This is How IP Benchmarking Can Provide You An Actionable Insight
“If you know the enemy and know yourself, you need not fear the result of a hundred battles. If you know yourself but not the enemy, for every victory gained you will also suffer a defeat. If you know neither the enemy nor yourself, you will succumb in every battle.” – Sun Tzu
In today’s competitive era, almost every organization is trying hard to overtake others in the field. Hence, it has become imperative to keep a close watch on competitors so that a winning strategy could be planned.
Technically referred to as benchmarking, the process can help decision-makers evaluate their position in the market with respect to their competitors. Similarly, the process can help an IP counsel in assisting the management to evaluate company’s position with respect to its competition.
Analyzing patent filing ratio over the years is one great metric that could be used to benchmark one’s own performance when compared to competitors.
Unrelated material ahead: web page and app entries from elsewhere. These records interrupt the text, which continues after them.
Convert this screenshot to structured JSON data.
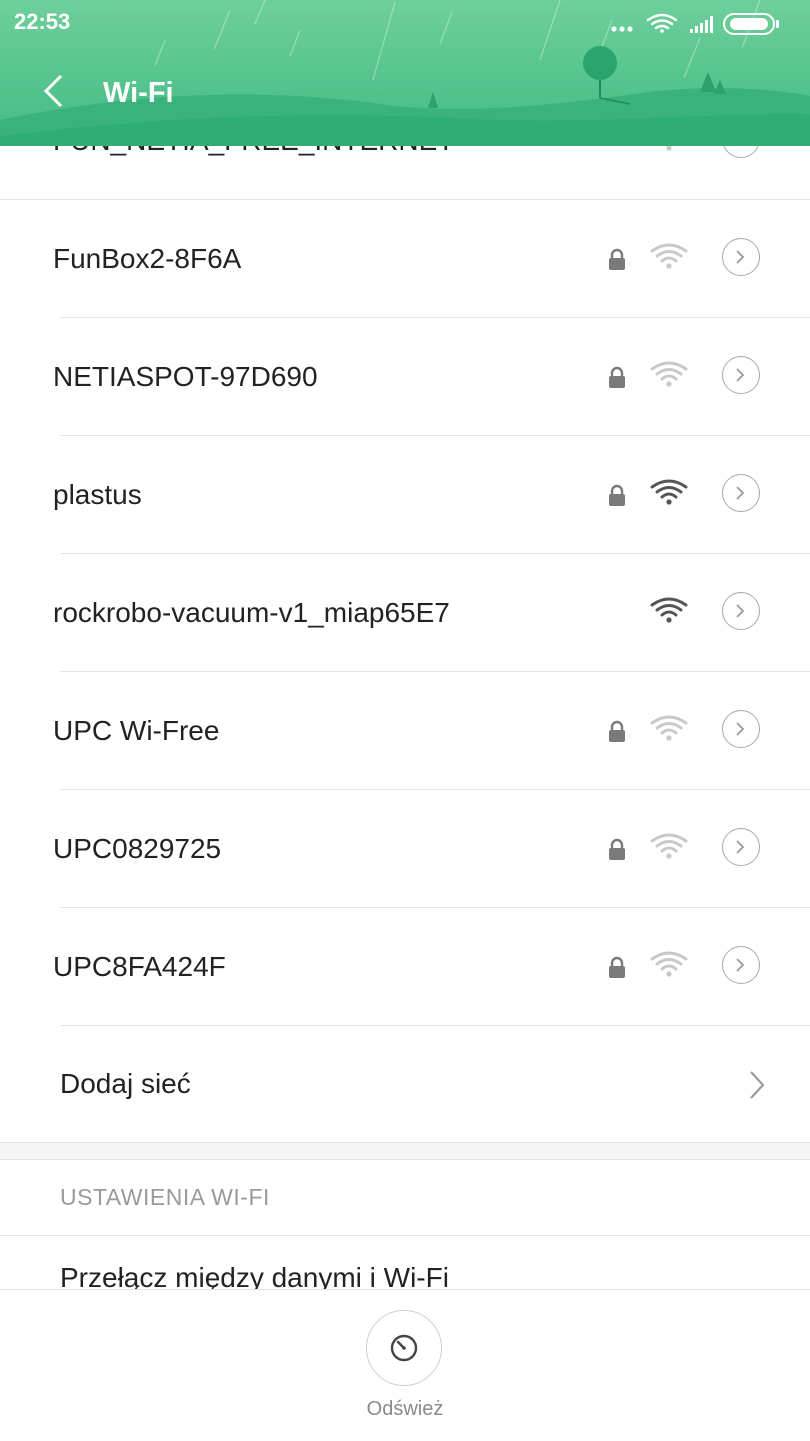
{
  "status_bar": {
    "time": "22:53",
    "icons": [
      "more-dots-icon",
      "wifi-status-icon",
      "cellular-signal-icon",
      "battery-icon"
    ]
  },
  "header": {
    "title": "Wi-Fi",
    "back_icon": "back-arrow-icon"
  },
  "networks": [
    {
      "ssid": "FUN_NETIA_FREE_INTERNET",
      "secured": false,
      "signal": "weak"
    },
    {
      "ssid": "FunBox2-8F6A",
      "secured": true,
      "signal": "weak"
    },
    {
      "ssid": "NETIASPOT-97D690",
      "secured": true,
      "signal": "weak"
    },
    {
      "ssid": "plastus",
      "secured": true,
      "signal": "strong"
    },
    {
      "ssid": "rockrobo-vacuum-v1_miap65E7",
      "secured": false,
      "signal": "strong"
    },
    {
      "ssid": "UPC Wi-Free",
      "secured": true,
      "signal": "weak"
    },
    {
      "ssid": "UPC0829725",
      "secured": true,
      "signal": "weak"
    },
    {
      "ssid": "UPC8FA424F",
      "secured": true,
      "signal": "weak"
    }
  ],
  "add_network": {
    "label": "Dodaj sieć"
  },
  "settings": {
    "section_title": "USTAWIENIA WI-FI",
    "items": [
      {
        "label": "Przełącz między danymi i Wi-Fi"
      }
    ]
  },
  "bottom": {
    "refresh_label": "Odśwież",
    "refresh_icon": "refresh-icon"
  },
  "colors": {
    "header_green": "#42bb83",
    "header_light": "#6fcf9b",
    "icon_strong": "#555555",
    "icon_weak": "#c8c8c8"
  }
}
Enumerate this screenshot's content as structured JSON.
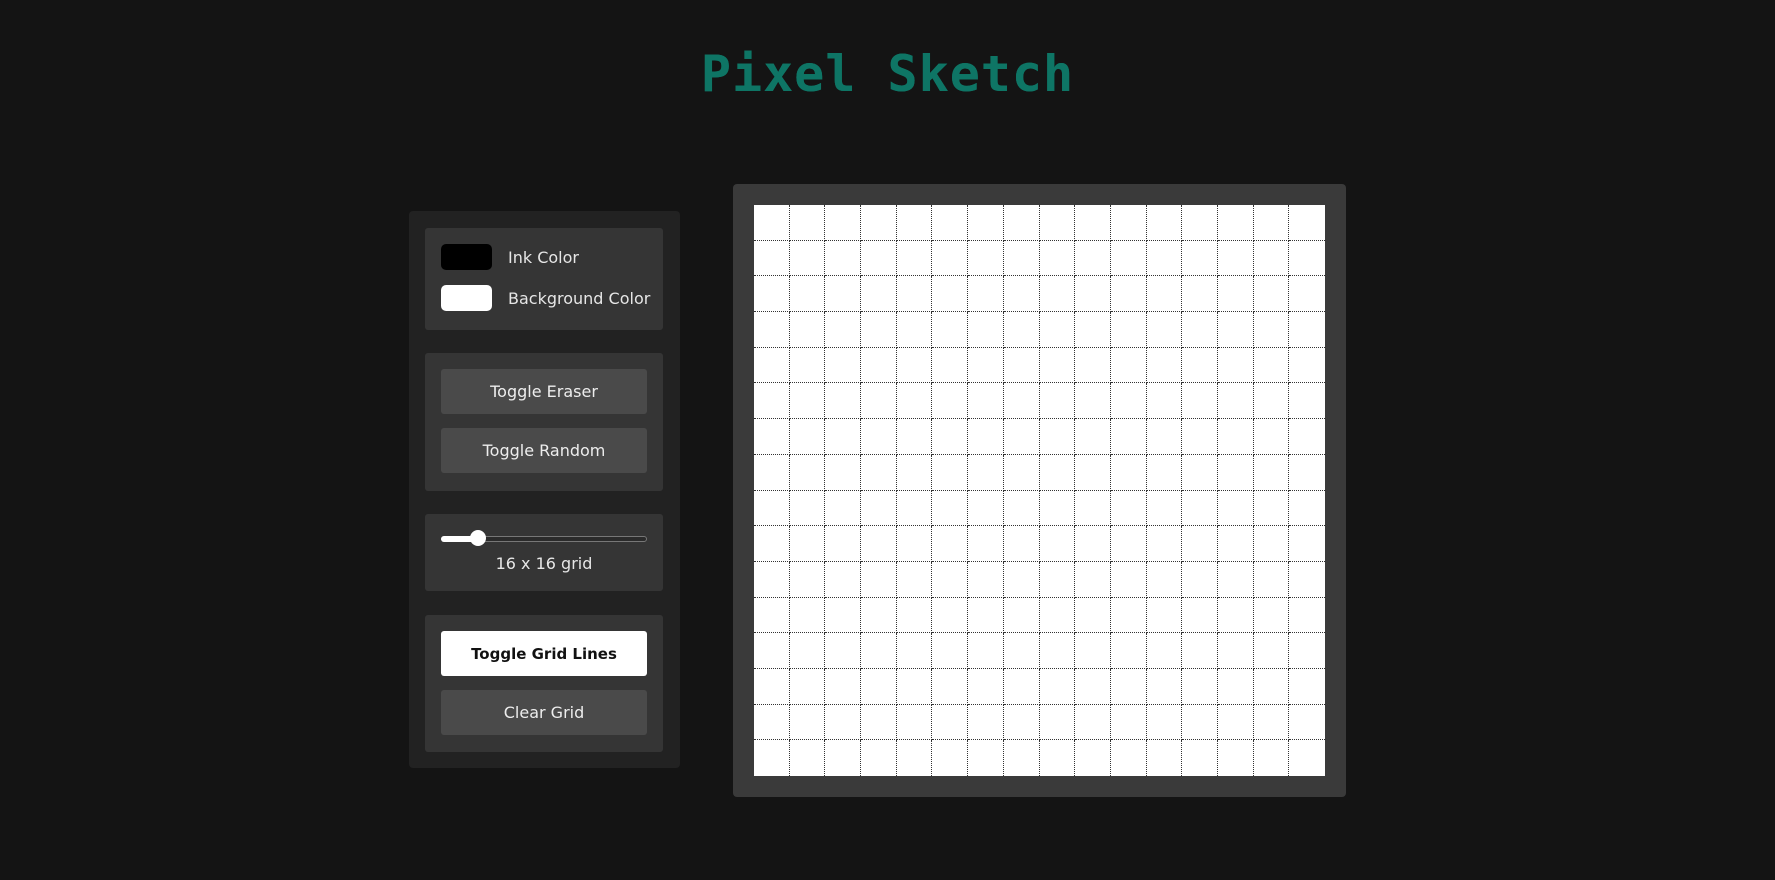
{
  "app": {
    "title": "Pixel Sketch",
    "title_color": "#0e7565"
  },
  "colors": {
    "ink_label": "Ink Color",
    "ink_value": "#000000",
    "background_label": "Background Color",
    "background_value": "#ffffff"
  },
  "tools": {
    "eraser_label": "Toggle Eraser",
    "random_label": "Toggle Random"
  },
  "size": {
    "grid_size": 16,
    "min": 1,
    "max": 100,
    "label": "16 x 16 grid"
  },
  "actions": {
    "grid_lines_label": "Toggle Grid Lines",
    "grid_lines_active": true,
    "clear_label": "Clear Grid"
  }
}
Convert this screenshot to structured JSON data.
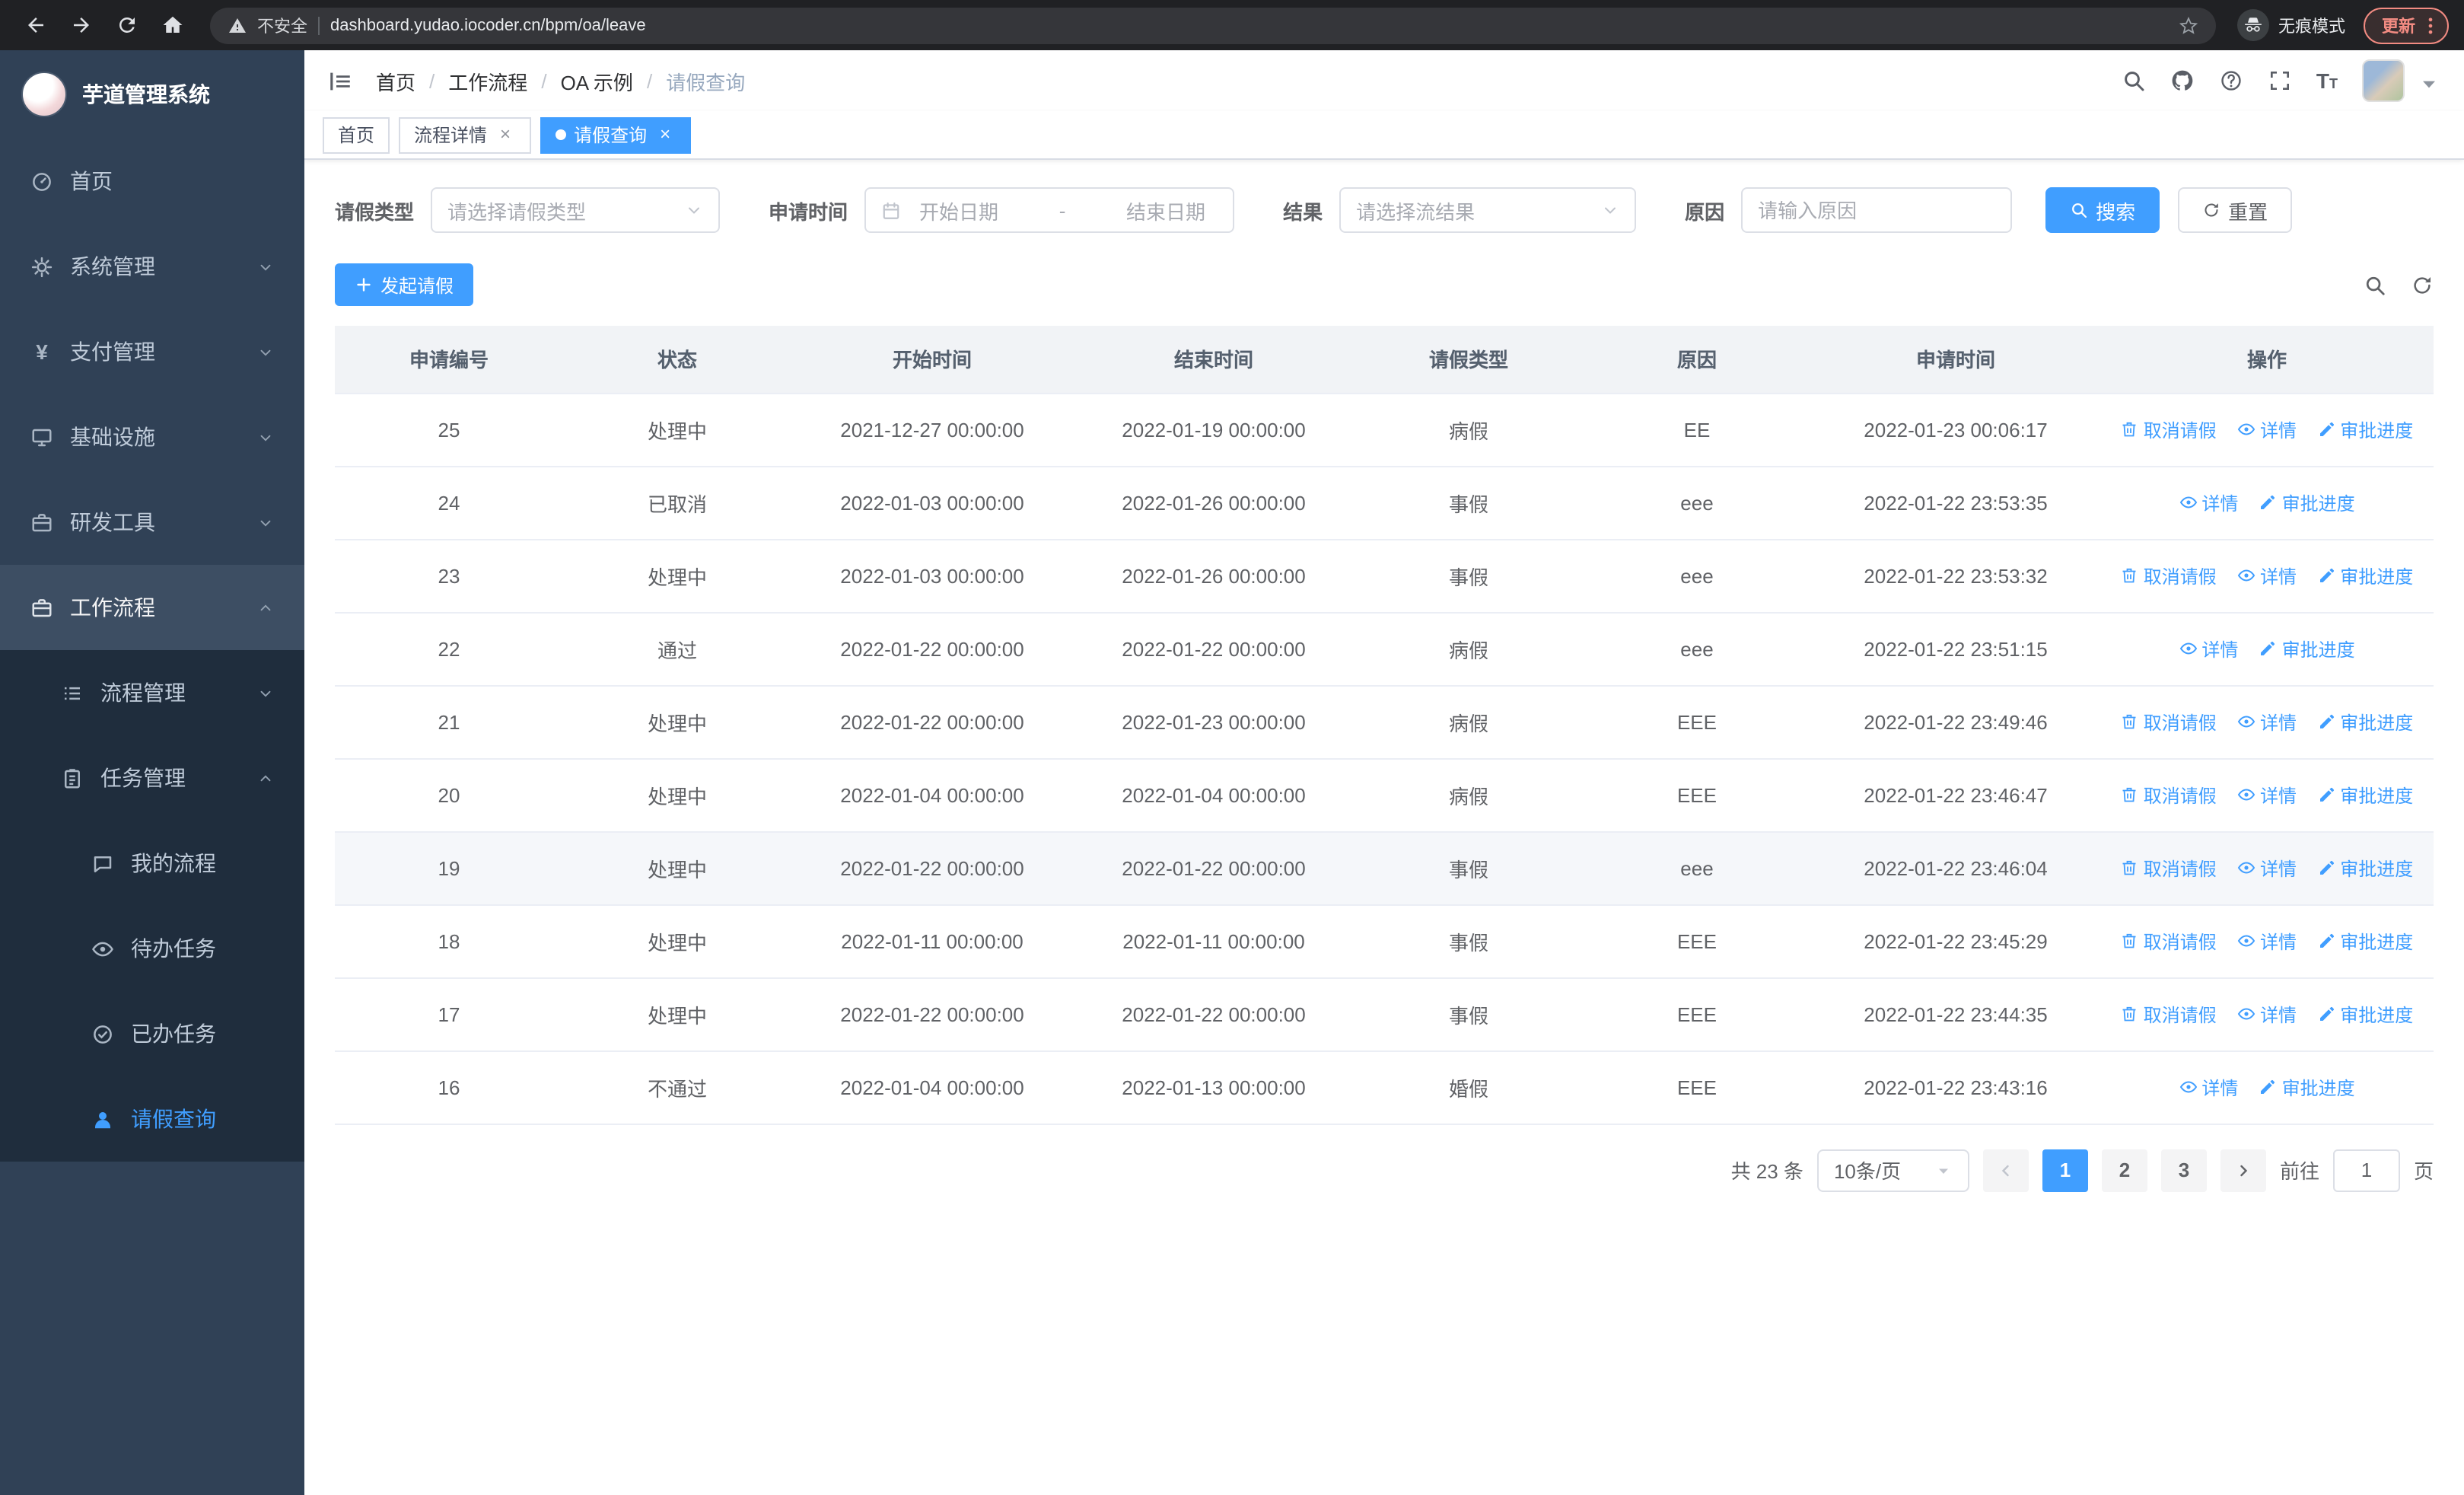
{
  "browser": {
    "security_label": "不安全",
    "url": "dashboard.yudao.iocoder.cn/bpm/oa/leave",
    "incognito_label": "无痕模式",
    "update_label": "更新"
  },
  "sidebar": {
    "title": "芋道管理系统",
    "items": [
      {
        "label": "首页",
        "icon": "dashboard-icon",
        "level": 0
      },
      {
        "label": "系统管理",
        "icon": "gear-icon",
        "level": 0,
        "state": "collapsed"
      },
      {
        "label": "支付管理",
        "icon": "yen-icon",
        "glyph": "¥",
        "level": 0,
        "state": "collapsed"
      },
      {
        "label": "基础设施",
        "icon": "monitor-icon",
        "level": 0,
        "state": "collapsed"
      },
      {
        "label": "研发工具",
        "icon": "briefcase-icon",
        "level": 0,
        "state": "collapsed"
      },
      {
        "label": "工作流程",
        "icon": "workflow-icon",
        "level": 0,
        "state": "expanded"
      },
      {
        "label": "流程管理",
        "icon": "list-icon",
        "level": 1,
        "state": "collapsed"
      },
      {
        "label": "任务管理",
        "icon": "clipboard-icon",
        "level": 1,
        "state": "expanded"
      },
      {
        "label": "我的流程",
        "icon": "chat-icon",
        "level": 2
      },
      {
        "label": "待办任务",
        "icon": "eye-icon",
        "level": 2
      },
      {
        "label": "已办任务",
        "icon": "done-icon",
        "level": 2
      },
      {
        "label": "请假查询",
        "icon": "user-icon",
        "level": 2,
        "active": true
      }
    ]
  },
  "header": {
    "breadcrumb": [
      "首页",
      "工作流程",
      "OA 示例",
      "请假查询"
    ],
    "separator": "/",
    "font_icon_glyph": "T"
  },
  "tabs": {
    "close_glyph": "×",
    "items": [
      {
        "label": "首页",
        "closable": false,
        "active": false
      },
      {
        "label": "流程详情",
        "closable": true,
        "active": false
      },
      {
        "label": "请假查询",
        "closable": true,
        "active": true
      }
    ]
  },
  "filters": {
    "leave_type_label": "请假类型",
    "leave_type_placeholder": "请选择请假类型",
    "apply_time_label": "申请时间",
    "start_date_placeholder": "开始日期",
    "range_separator": "-",
    "end_date_placeholder": "结束日期",
    "result_label": "结果",
    "result_placeholder": "请选择流结果",
    "reason_label": "原因",
    "reason_placeholder": "请输入原因",
    "search_button": "搜索",
    "reset_button": "重置"
  },
  "toolbar": {
    "create_button": "发起请假"
  },
  "table": {
    "columns": [
      "申请编号",
      "状态",
      "开始时间",
      "结束时间",
      "请假类型",
      "原因",
      "申请时间",
      "操作"
    ],
    "actions": {
      "cancel": "取消请假",
      "detail": "详情",
      "progress": "审批进度"
    },
    "rows": [
      {
        "id": "25",
        "status": "处理中",
        "start": "2021-12-27 00:00:00",
        "end": "2022-01-19 00:00:00",
        "type": "病假",
        "reason": "EE",
        "applied": "2022-01-23 00:06:17",
        "cancelable": true,
        "hover": false
      },
      {
        "id": "24",
        "status": "已取消",
        "start": "2022-01-03 00:00:00",
        "end": "2022-01-26 00:00:00",
        "type": "事假",
        "reason": "eee",
        "applied": "2022-01-22 23:53:35",
        "cancelable": false,
        "hover": false
      },
      {
        "id": "23",
        "status": "处理中",
        "start": "2022-01-03 00:00:00",
        "end": "2022-01-26 00:00:00",
        "type": "事假",
        "reason": "eee",
        "applied": "2022-01-22 23:53:32",
        "cancelable": true,
        "hover": false
      },
      {
        "id": "22",
        "status": "通过",
        "start": "2022-01-22 00:00:00",
        "end": "2022-01-22 00:00:00",
        "type": "病假",
        "reason": "eee",
        "applied": "2022-01-22 23:51:15",
        "cancelable": false,
        "hover": false
      },
      {
        "id": "21",
        "status": "处理中",
        "start": "2022-01-22 00:00:00",
        "end": "2022-01-23 00:00:00",
        "type": "病假",
        "reason": "EEE",
        "applied": "2022-01-22 23:49:46",
        "cancelable": true,
        "hover": false
      },
      {
        "id": "20",
        "status": "处理中",
        "start": "2022-01-04 00:00:00",
        "end": "2022-01-04 00:00:00",
        "type": "病假",
        "reason": "EEE",
        "applied": "2022-01-22 23:46:47",
        "cancelable": true,
        "hover": false
      },
      {
        "id": "19",
        "status": "处理中",
        "start": "2022-01-22 00:00:00",
        "end": "2022-01-22 00:00:00",
        "type": "事假",
        "reason": "eee",
        "applied": "2022-01-22 23:46:04",
        "cancelable": true,
        "hover": true
      },
      {
        "id": "18",
        "status": "处理中",
        "start": "2022-01-11 00:00:00",
        "end": "2022-01-11 00:00:00",
        "type": "事假",
        "reason": "EEE",
        "applied": "2022-01-22 23:45:29",
        "cancelable": true,
        "hover": false
      },
      {
        "id": "17",
        "status": "处理中",
        "start": "2022-01-22 00:00:00",
        "end": "2022-01-22 00:00:00",
        "type": "事假",
        "reason": "EEE",
        "applied": "2022-01-22 23:44:35",
        "cancelable": true,
        "hover": false
      },
      {
        "id": "16",
        "status": "不通过",
        "start": "2022-01-04 00:00:00",
        "end": "2022-01-13 00:00:00",
        "type": "婚假",
        "reason": "EEE",
        "applied": "2022-01-22 23:43:16",
        "cancelable": false,
        "hover": false
      }
    ]
  },
  "pagination": {
    "total_text": "共 23 条",
    "page_size": "10条/页",
    "pages": [
      "1",
      "2",
      "3"
    ],
    "active_page": "1",
    "goto_label": "前往",
    "goto_value": "1",
    "goto_suffix": "页"
  }
}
Paired with other information like amount spent on R&D could reveal major insights on how competitors or the best in the industry are spending on a particular technological area.
The metric can help predict where an industry is headed by analyzing the patenting activities of competitors in various technological areas. An increased patent filing in any particular area could be a trend indicating where the investment should be made.
Microsoft, for example, has invested $1 billion in security services and has filed a lot of patents in the domain which is an indicator of its interest. For the companies working in the security services space, this could be a matter of concern as Microsoft has a reputation of converting its research into products.
The newly formed Enterprise Cybersecurity Group (ECG), responsible for developing security solutions is a proof of the fact that Microsoft would be a big competitor to look out for in near future in the security domain.
Big company approaching alert – On.
Investments can tell a lot about the interest of organization in various domains. However, the real indicator that could help judge if the competitor is indeed a threat to their business or not is the number of patents filed by the competitor in a particular domain.
Google, for example, in 2012, channelized 5% of its total investment into the energy sector and has committed investing over $2.5 billion in renewable energy projects. This could be “a big company approaching” alert for the companies of energy sector companies.
However, patent filing activities by Google in the energy sector is low. This says a lot about the current interests of its in-house R&D department. Another inference is that maybe Google is not ready for energy sector yet and may increase its patent filing in future.
Thus, by looking at the patenting activity of Google, an energy sector company can say that the “big company approaching” alert for Google is not ON at this moment. However, they can be vigilant as they never know when Google can shift the gears which only time patent filing activities can tell.
IP Benchmarking also reveals data like the yearly patent to R&D investment ratio (PRDI) which is an indicator of the conversion of the amount spent on R&D to the protection offered by IP. At one side, PRDI provides an overview of the strength of the competition. This data can be dug deep to only consider quality patents, as quality outnumbers quantity anytime.
We have to be careful while calculating this number as there is always a delay between the time of investment and when the patents are filed. However, if done properly, the PRDI ratio can be a good indicator of Return on Investment (ROI). This is also a great way to measure how much of the R&D spending of the company gets converted into intellectual property.
As Matthew Killion once said – “Every penny counts”. The PRDI ratio indeed depicts the protection derived for every penny spent on R&D. And more the value you get out of your money, the better.
As an example, consider the patent filing numbers of Google and Microsoft along with the amount spent on R&D over years (in billions).
The comparison of numbers of these two technology giants reveals that between the period 2008-2014, Google spent comparatively less but had filed a higher number of patents. This indicates that Google has a better R&D output when compared to Microsoft.
Microsoft, which lags behind Google in terms of PRDI is not at a total loss. Taking into consideration the way Microsoft converts its patents into products, we can safely say that the patents are worth the cost.
But, this is just a bird’s eye view of the analysis. Ideally, one should consider the acquisitions, technology-wise spending, the average delay in terms of years to develop a technology, et cetera to come up with a clearer picture.
Conventional wisdom says that “knowledge is power.” And people who leverage it are the most powerful. Knowledge in any form if leveraged can help one get a solid hold in every walk of life.
From a business point of view, the insights derived from an IP benchmark report would not just help companies evaluate their current position in the market, but leveraging this data could also help them build a winning business and patent strategy.
Now the question is –Would you like to take advantage of the actionable insights to make more money and get powerful or continue doing the things you used to do and not succeed in life?
The decision is yours.